▶ ASSIGNED TASK: With the pictures left out, restate every entry word for word.

▶ GIVEN RECORDS:
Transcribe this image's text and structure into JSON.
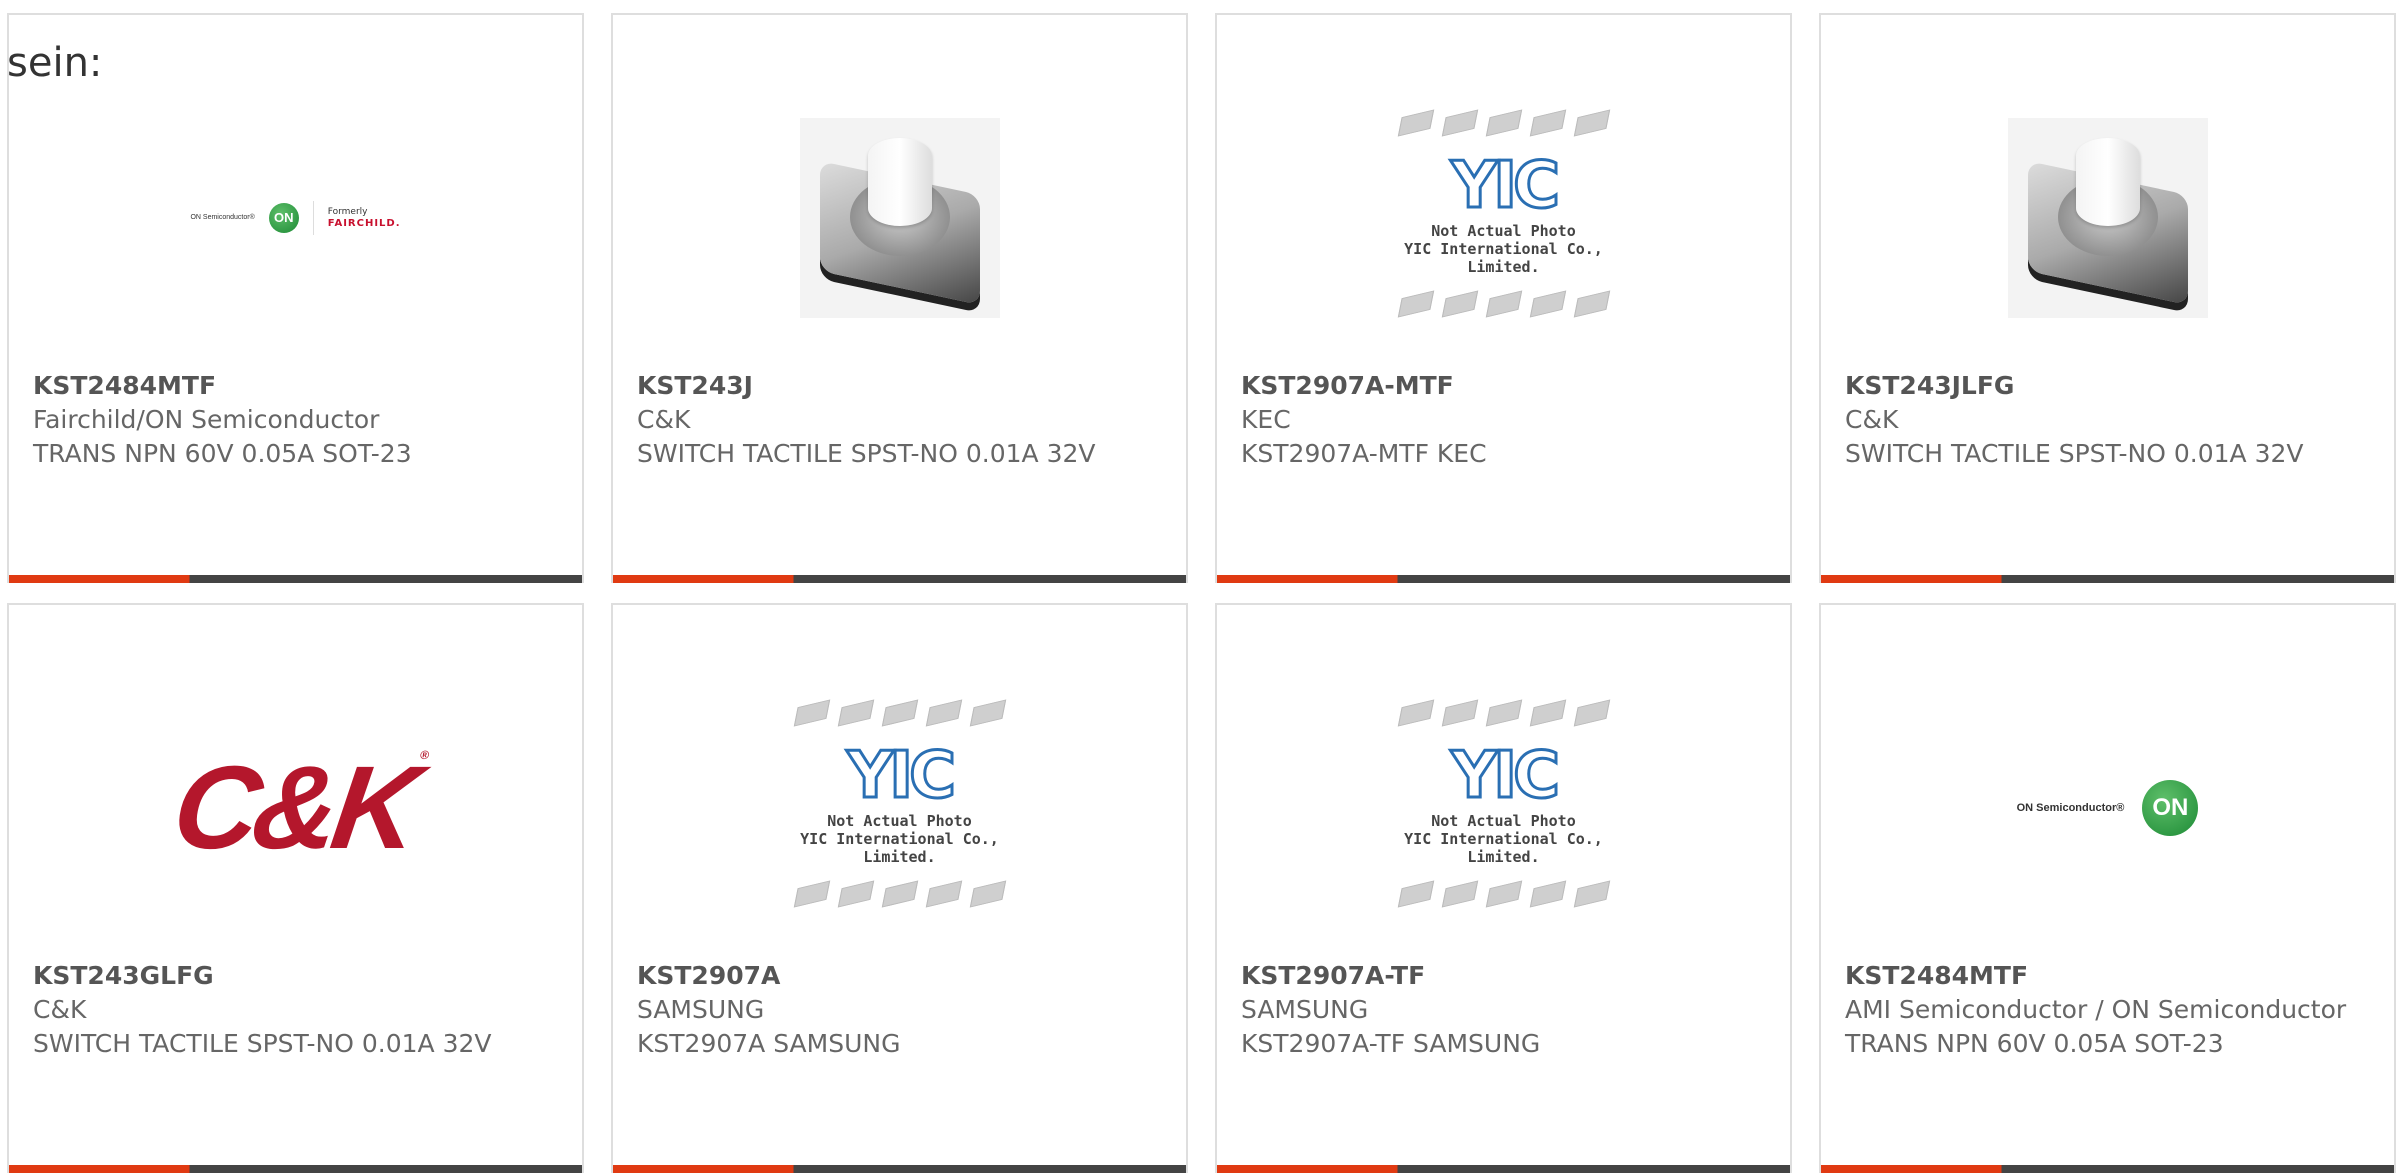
{
  "intro": "sein:",
  "products": [
    {
      "part": "KST2484MTF",
      "maker": "Fairchild/ON Semiconductor",
      "desc": "TRANS NPN 60V 0.05A SOT-23",
      "image": "on-fairchild-logo"
    },
    {
      "part": "KST243J",
      "maker": "C&K",
      "desc": "SWITCH TACTILE SPST-NO 0.01A 32V",
      "image": "tactile-switch-photo"
    },
    {
      "part": "KST2907A-MTF",
      "maker": "KEC",
      "desc": "KST2907A-MTF KEC",
      "image": "yic-placeholder"
    },
    {
      "part": "KST243JLFG",
      "maker": "C&K",
      "desc": "SWITCH TACTILE SPST-NO 0.01A 32V",
      "image": "tactile-switch-photo"
    },
    {
      "part": "KST243GLFG",
      "maker": "C&K",
      "desc": "SWITCH TACTILE SPST-NO 0.01A 32V",
      "image": "ck-logo"
    },
    {
      "part": "KST2907A",
      "maker": "SAMSUNG",
      "desc": "KST2907A SAMSUNG",
      "image": "yic-placeholder"
    },
    {
      "part": "KST2907A-TF",
      "maker": "SAMSUNG",
      "desc": "KST2907A-TF SAMSUNG",
      "image": "yic-placeholder"
    },
    {
      "part": "KST2484MTF",
      "maker": "AMI Semiconductor / ON Semiconductor",
      "desc": "TRANS NPN 60V 0.05A SOT-23",
      "image": "on-logo"
    }
  ],
  "logos": {
    "on_semi_text": "ON Semiconductor®",
    "on_badge": "ON",
    "fairchild_small": "Formerly",
    "fairchild_name": "FAIRCHILD.",
    "ck_text": "C&K",
    "ck_reg": "®",
    "yic_logo": "YIC",
    "yic_caption_1": "Not Actual Photo",
    "yic_caption_2": "YIC International Co., Limited."
  },
  "colors": {
    "accent": "#e03a12",
    "bar_dark": "#444444",
    "border": "#dedede",
    "text": "#666666"
  }
}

▶ RESULT:
Transcribe this image's text and structure into JSON.
{
  "intro": "sein:",
  "products": [
    {
      "part": "KST2484MTF",
      "maker": "Fairchild/ON Semiconductor",
      "desc": "TRANS NPN 60V 0.05A SOT-23",
      "image": "on-fairchild-logo"
    },
    {
      "part": "KST243J",
      "maker": "C&K",
      "desc": "SWITCH TACTILE SPST-NO 0.01A 32V",
      "image": "tactile-switch-photo"
    },
    {
      "part": "KST2907A-MTF",
      "maker": "KEC",
      "desc": "KST2907A-MTF KEC",
      "image": "yic-placeholder"
    },
    {
      "part": "KST243JLFG",
      "maker": "C&K",
      "desc": "SWITCH TACTILE SPST-NO 0.01A 32V",
      "image": "tactile-switch-photo"
    },
    {
      "part": "KST243GLFG",
      "maker": "C&K",
      "desc": "SWITCH TACTILE SPST-NO 0.01A 32V",
      "image": "ck-logo"
    },
    {
      "part": "KST2907A",
      "maker": "SAMSUNG",
      "desc": "KST2907A SAMSUNG",
      "image": "yic-placeholder"
    },
    {
      "part": "KST2907A-TF",
      "maker": "SAMSUNG",
      "desc": "KST2907A-TF SAMSUNG",
      "image": "yic-placeholder"
    },
    {
      "part": "KST2484MTF",
      "maker": "AMI Semiconductor / ON Semiconductor",
      "desc": "TRANS NPN 60V 0.05A SOT-23",
      "image": "on-logo"
    }
  ],
  "logos": {
    "on_semi_text": "ON Semiconductor®",
    "on_badge": "ON",
    "fairchild_small": "Formerly",
    "fairchild_name": "FAIRCHILD.",
    "ck_text": "C&K",
    "ck_reg": "®",
    "yic_logo": "YIC",
    "yic_caption_1": "Not Actual Photo",
    "yic_caption_2": "YIC International Co., Limited."
  },
  "colors": {
    "accent": "#e03a12",
    "bar_dark": "#444444",
    "border": "#dedede",
    "text": "#666666"
  }
}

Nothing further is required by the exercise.